As I’ve been thinking about the revision of our FYC program, I’ve been breaking this business down into its component parts. Fundamentally, if we truly want to revise our program, that means faculty and students doing different things from what they are doing now. So this morning I was thinking about these component parts in terms of time.
Let’s say my job is 45% teaching, 45% research, and 10% service. (It’s probably more like 45/30/25 with most of my research getting done in the summer when I’m off-contract, but you get the idea.) So I’m on a 3/3 load, which means that each course is 15% of my workload. Let’s say I work a 50-hr week, that might mean, time-wise, that I’m spending 7.5 hours/week on each class. How does that break down?
- Classes meet for 3 hr/wk
- 1 hr a week doing the reading for the course (a very conservative estimate, though maybe about right for an FYC course).
- 1.5 hours spent in course prep, office hours, bookkeeping, responding to e-mails, etc.
- 2 hours a week responding to student writing
Two hours a week on student writing or 30 hours a semester. Let’s say I have 20 students. That works out to 1.5 hours per student per semester. In our current FYC course, it would be typical to evaluate at least 3 essays, plus a mid-term and final portfolio. So I can devote 15 minutes to each essay and still have time to meet for one 15 minute conference. Of course I don’t really calculate my time in that fashion, but that’s one way to look at it.

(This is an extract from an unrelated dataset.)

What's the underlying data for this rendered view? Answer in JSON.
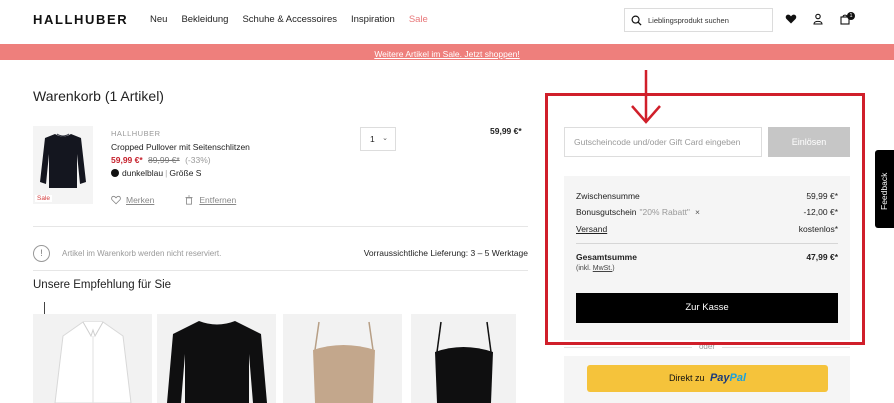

Interestingly, if you look at our full-time lecturers with 100% teaching responsibilities and 4/4 teaching loads, things change somewhat. They might be able to spend 10 hours a week per course (assuming a 40-hour work week). That would open up an additional 2.5 hours per week or say 35 hours a semester, giving you 3 hours per student. You might even increase this slightly if teaching multiple sections reduces prep-time. (Though let me say that that’s a lot of hard work!)

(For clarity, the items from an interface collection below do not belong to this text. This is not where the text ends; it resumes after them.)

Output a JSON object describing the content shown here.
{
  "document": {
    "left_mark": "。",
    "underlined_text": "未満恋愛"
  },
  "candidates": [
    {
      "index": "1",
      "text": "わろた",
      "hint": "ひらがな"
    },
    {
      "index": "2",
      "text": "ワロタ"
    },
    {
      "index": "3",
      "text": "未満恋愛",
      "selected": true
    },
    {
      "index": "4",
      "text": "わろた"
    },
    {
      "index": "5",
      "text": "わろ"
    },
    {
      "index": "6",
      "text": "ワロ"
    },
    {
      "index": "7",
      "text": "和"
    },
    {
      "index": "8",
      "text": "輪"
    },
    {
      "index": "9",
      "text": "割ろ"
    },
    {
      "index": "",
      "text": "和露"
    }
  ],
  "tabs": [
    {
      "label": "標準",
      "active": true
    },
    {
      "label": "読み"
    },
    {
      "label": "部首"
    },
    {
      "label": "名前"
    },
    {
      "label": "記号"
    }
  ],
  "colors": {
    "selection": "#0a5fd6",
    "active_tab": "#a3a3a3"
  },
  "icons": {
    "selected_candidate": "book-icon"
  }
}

Anyway, my point isn’t really to look at the difference between different ranks of faculty, though I think this does indicate that instructors might be in a better position to provide the kind of one-on-one support many students require (and I believe they often do provide better support of this kind).

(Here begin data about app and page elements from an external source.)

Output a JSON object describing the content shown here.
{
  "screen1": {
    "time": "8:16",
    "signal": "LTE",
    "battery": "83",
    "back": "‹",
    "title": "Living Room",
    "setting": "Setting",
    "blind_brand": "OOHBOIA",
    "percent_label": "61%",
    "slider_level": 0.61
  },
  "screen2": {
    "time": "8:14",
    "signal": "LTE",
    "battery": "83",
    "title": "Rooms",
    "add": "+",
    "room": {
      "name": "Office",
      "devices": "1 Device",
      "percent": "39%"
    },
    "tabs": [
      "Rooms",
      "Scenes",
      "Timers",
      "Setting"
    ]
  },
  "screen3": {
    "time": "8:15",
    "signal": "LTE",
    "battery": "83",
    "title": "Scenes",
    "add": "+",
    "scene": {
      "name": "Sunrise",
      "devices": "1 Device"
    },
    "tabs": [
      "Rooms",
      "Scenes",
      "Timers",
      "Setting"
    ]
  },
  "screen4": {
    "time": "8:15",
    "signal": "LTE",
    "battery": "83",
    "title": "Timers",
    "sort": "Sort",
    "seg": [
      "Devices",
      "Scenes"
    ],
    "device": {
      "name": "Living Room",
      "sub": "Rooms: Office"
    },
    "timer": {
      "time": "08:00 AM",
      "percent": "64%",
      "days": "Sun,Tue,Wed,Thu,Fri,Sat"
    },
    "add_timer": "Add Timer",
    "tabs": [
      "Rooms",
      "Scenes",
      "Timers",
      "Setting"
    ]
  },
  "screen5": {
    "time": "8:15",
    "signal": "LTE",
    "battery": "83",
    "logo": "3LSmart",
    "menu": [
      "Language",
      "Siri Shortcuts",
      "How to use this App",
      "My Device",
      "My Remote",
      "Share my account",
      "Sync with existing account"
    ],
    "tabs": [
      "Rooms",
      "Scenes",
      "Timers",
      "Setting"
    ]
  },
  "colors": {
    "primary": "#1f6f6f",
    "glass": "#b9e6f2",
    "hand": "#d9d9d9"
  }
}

My point instead is to suggest that one way of rethinking an FYC program is to ask how we are going to make use of our time.